▸ **Goal of the exercise**
Leave the pictures out and restate every line below exactly.

── Source material ──

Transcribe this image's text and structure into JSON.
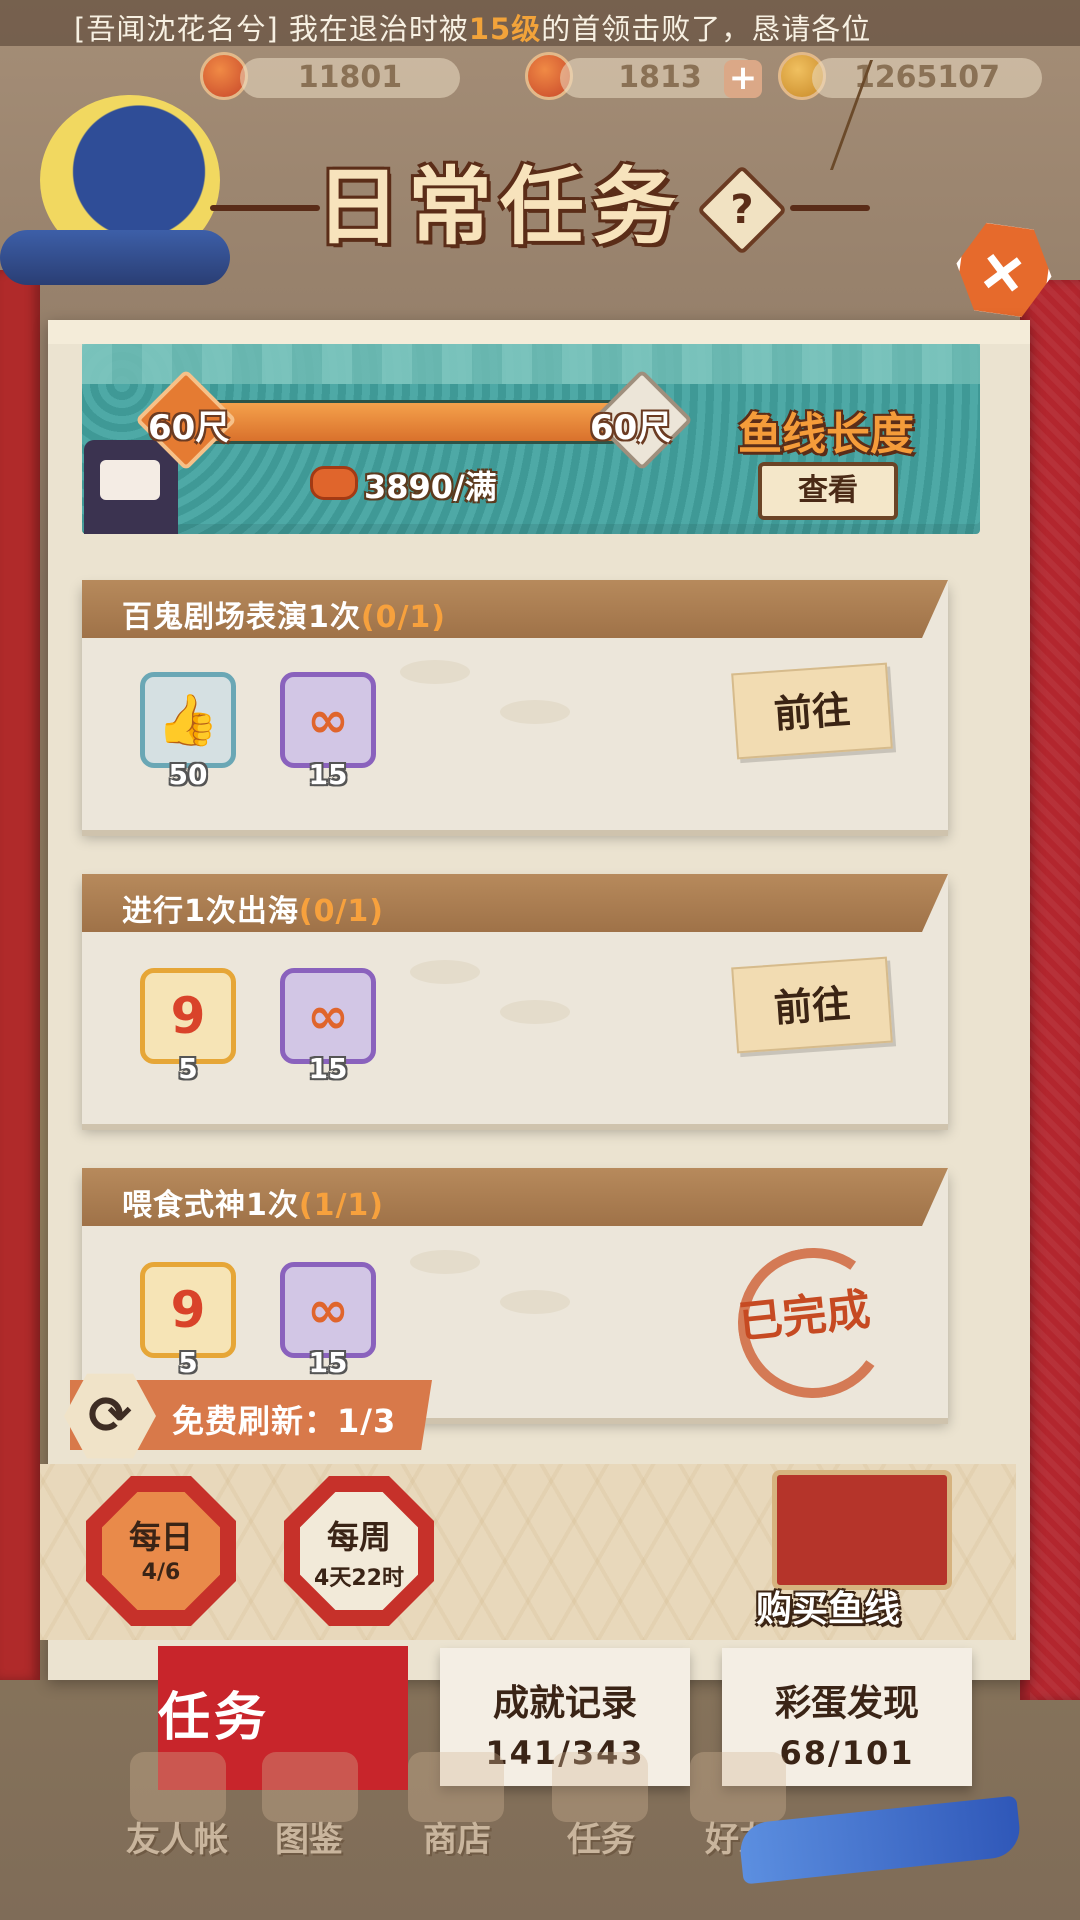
{
  "ticker": {
    "prefix": "[吾闻沈花名兮] 我在退治时被",
    "highlight": "15级",
    "suffix": "的首领击败了，恳请各位"
  },
  "resources": [
    {
      "value": "11801"
    },
    {
      "value": "1813"
    },
    {
      "value": "1265107"
    }
  ],
  "header": {
    "title": "日常任务",
    "help_label": "?",
    "close_label": "+"
  },
  "fishing_line": {
    "left_length": "60尺",
    "right_length": "60尺",
    "progress": 1.0,
    "count": "3890/满",
    "title": "鱼线长度",
    "view_button": "查看"
  },
  "tasks": [
    {
      "name": "百鬼剧场表演1次",
      "progress": "(0/1)",
      "rewards": [
        {
          "icon": "like-card-icon",
          "qty": "50"
        },
        {
          "icon": "fishing-line-icon",
          "qty": "15"
        }
      ],
      "action": "前往",
      "done": false
    },
    {
      "name": "进行1次出海",
      "progress": "(0/1)",
      "rewards": [
        {
          "icon": "hook-coin-icon",
          "qty": "5"
        },
        {
          "icon": "fishing-line-icon",
          "qty": "15"
        }
      ],
      "action": "前往",
      "done": false
    },
    {
      "name": "喂食式神1次",
      "progress": "(1/1)",
      "rewards": [
        {
          "icon": "hook-coin-icon",
          "qty": "5"
        },
        {
          "icon": "fishing-line-icon",
          "qty": "15"
        }
      ],
      "action": "已完成",
      "done": true
    }
  ],
  "refresh": {
    "label": "免费刷新：1/3"
  },
  "period_tabs": {
    "daily": {
      "label": "每日",
      "sub": "4/6"
    },
    "weekly": {
      "label": "每周",
      "sub": "4天22时"
    }
  },
  "buy_line": {
    "label": "购买鱼线"
  },
  "section_tabs": [
    {
      "label": "任务",
      "active": true
    },
    {
      "label": "成就记录",
      "count": "141/343"
    },
    {
      "label": "彩蛋发现",
      "count": "68/101"
    }
  ],
  "bottom_nav": [
    "友人帐",
    "图鉴",
    "商店",
    "任务",
    "好友"
  ],
  "colors": {
    "accent_red": "#c8252b",
    "panel": "#ebe3d0",
    "teal": "#4ea9a6",
    "orange": "#e57b32"
  }
}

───

▸ **Response box**
Transcribe this image's text and structure into JSON.
{
  "ticker": {
    "prefix": "[吾闻沈花名兮] 我在退治时被",
    "highlight": "15级",
    "suffix": "的首领击败了，恳请各位"
  },
  "resources": [
    {
      "value": "11801"
    },
    {
      "value": "1813"
    },
    {
      "value": "1265107"
    }
  ],
  "header": {
    "title": "日常任务",
    "help_label": "?",
    "close_label": "+"
  },
  "fishing_line": {
    "left_length": "60尺",
    "right_length": "60尺",
    "progress": 1.0,
    "count": "3890/满",
    "title": "鱼线长度",
    "view_button": "查看"
  },
  "tasks": [
    {
      "name": "百鬼剧场表演1次",
      "progress": "(0/1)",
      "rewards": [
        {
          "icon": "like-card-icon",
          "qty": "50"
        },
        {
          "icon": "fishing-line-icon",
          "qty": "15"
        }
      ],
      "action": "前往",
      "done": false
    },
    {
      "name": "进行1次出海",
      "progress": "(0/1)",
      "rewards": [
        {
          "icon": "hook-coin-icon",
          "qty": "5"
        },
        {
          "icon": "fishing-line-icon",
          "qty": "15"
        }
      ],
      "action": "前往",
      "done": false
    },
    {
      "name": "喂食式神1次",
      "progress": "(1/1)",
      "rewards": [
        {
          "icon": "hook-coin-icon",
          "qty": "5"
        },
        {
          "icon": "fishing-line-icon",
          "qty": "15"
        }
      ],
      "action": "已完成",
      "done": true
    }
  ],
  "refresh": {
    "label": "免费刷新：1/3"
  },
  "period_tabs": {
    "daily": {
      "label": "每日",
      "sub": "4/6"
    },
    "weekly": {
      "label": "每周",
      "sub": "4天22时"
    }
  },
  "buy_line": {
    "label": "购买鱼线"
  },
  "section_tabs": [
    {
      "label": "任务",
      "active": true
    },
    {
      "label": "成就记录",
      "count": "141/343"
    },
    {
      "label": "彩蛋发现",
      "count": "68/101"
    }
  ],
  "bottom_nav": [
    "友人帐",
    "图鉴",
    "商店",
    "任务",
    "好友"
  ],
  "colors": {
    "accent_red": "#c8252b",
    "panel": "#ebe3d0",
    "teal": "#4ea9a6",
    "orange": "#e57b32"
  }
}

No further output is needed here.